- An example for a post with a poll about the different opinions and some discussion of these positions in the comments is here: Miriam Heddy. Show Me The Money (a poll). Posted 23 July 2008. (Accessed 3 October 2008), now offline.
- fandomsecrets. Posted July 7th, 2009. (Accessed August 10, 2011.). WebCite.
- 28.5.2011, ANNOUNCEMENT: REGARDING THE SELLING OF MSPA STUFF by Lexxy, post explaining the new rules with quotes from Andrew, accessed 3.11.2011 and 28.5.2011, No Selling MSPA Stuff Without Andrew’s Permission clarification and opinion on Lexxy's tumblr, accessed 3.11.2011
- from The Hatstand Express #14 (1987)
- comment by Barbara Fister-Liltz, editor and illustrator for Outlands #2
- Otakon Enforces Copyright at Artists' Alley, Archived version. See also Copyright Law for Dummies (and anime con attendees) dated Sept 15, 2005; (reference link).
- Regulating the Fringe: Waisetsu (Obscenity) Rules Doujinshi? (now offline)
- Laura’s post in the alt.startrek.creative thread Fanzines and the Internet or Economy Outside dated 8 November 1998, accessed 17 June 2012

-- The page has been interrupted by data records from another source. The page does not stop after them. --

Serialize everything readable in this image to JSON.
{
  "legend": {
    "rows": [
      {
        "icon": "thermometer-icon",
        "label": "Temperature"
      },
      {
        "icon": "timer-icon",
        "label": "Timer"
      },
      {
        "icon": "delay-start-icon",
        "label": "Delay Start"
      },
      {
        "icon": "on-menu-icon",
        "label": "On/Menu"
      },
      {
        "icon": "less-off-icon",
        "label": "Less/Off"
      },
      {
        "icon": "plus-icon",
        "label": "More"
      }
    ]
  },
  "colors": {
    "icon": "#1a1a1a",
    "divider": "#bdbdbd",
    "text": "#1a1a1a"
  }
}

- from Not Tonight Spock! #11 (1985)
- from the zine's editorial